FIGS. 3 and 4 show a later stage in the method of applying the insulation to the cryogenic vessel. In the preferred embodiment the mesh and insulation is wrapped about the vessel three times. To secure the mesh in its taut condition and also to maintain the insulation compressed so that the outer jacket 20 can be slid over the inner vessel, there is provided an elongated rod or bar 22 which threads between the top wrap and the next lower wrap to maintain the wire mesh taut. The jacket or jacket section 20 is then slid over the compressed insulation and wire mesh. The bar 22 may then be withdrawn to allow the insulation to expand to the interior walls of the jacet. The space between the jacket 20 and vessel 10 is then evacuated to a pressure of, for example, 100 microns of mercury. At this pressure and at a density of 4 lbs. per cu. ft. and with a mean temperature of -120 thermal conductivity of about 0.05 BTU-in/hr./sq.ft./ atmospheric pressures under the same conditions, the insulation of this invention has a thermal conductivity of 0.16 BTU-in/hr/sq.ft./

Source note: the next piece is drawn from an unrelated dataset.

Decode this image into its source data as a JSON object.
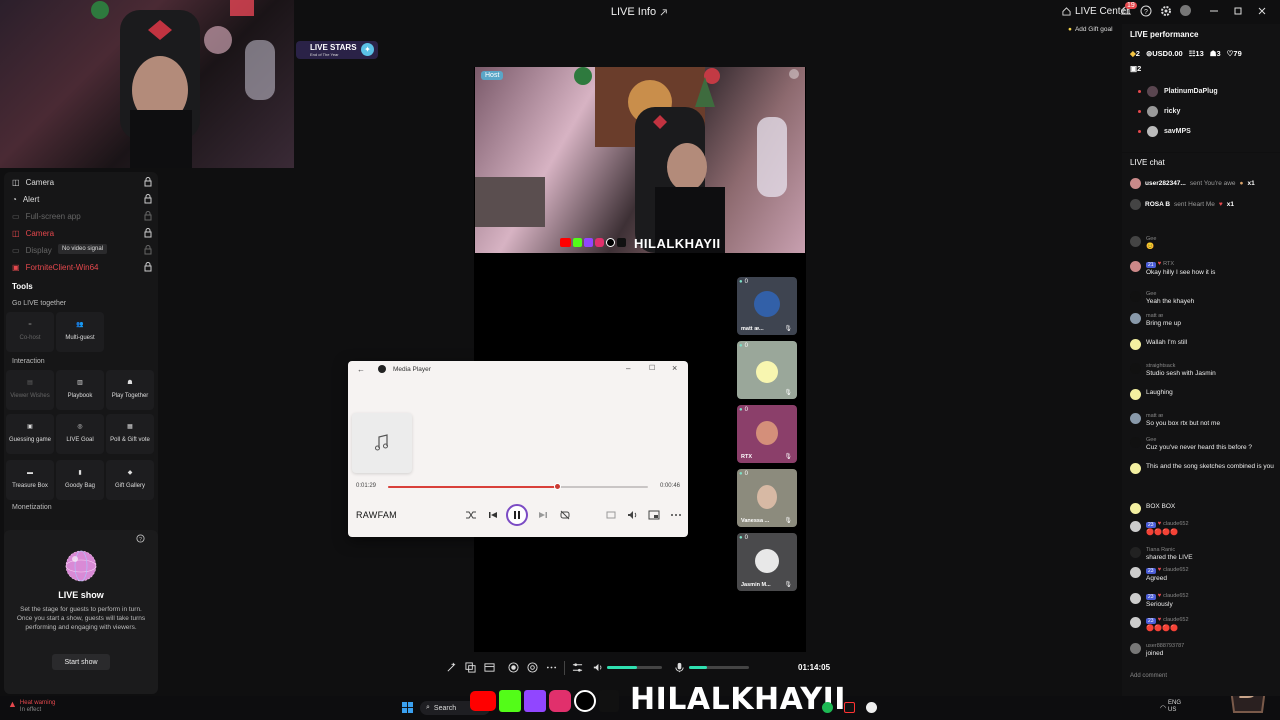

Each section of the vessel can be wrapped in a similar manner as discussed with reference to FIGS. 1-4. Also, a conventional support system may be used for supporting the vessel 10 relative to the jacket 20. For example, a conical support may be welded to the open end of one end section of the vessel. This conical support is also welded to one end section of the outer jacket. The conical support is preferably provided at a central area of the overall length of the container.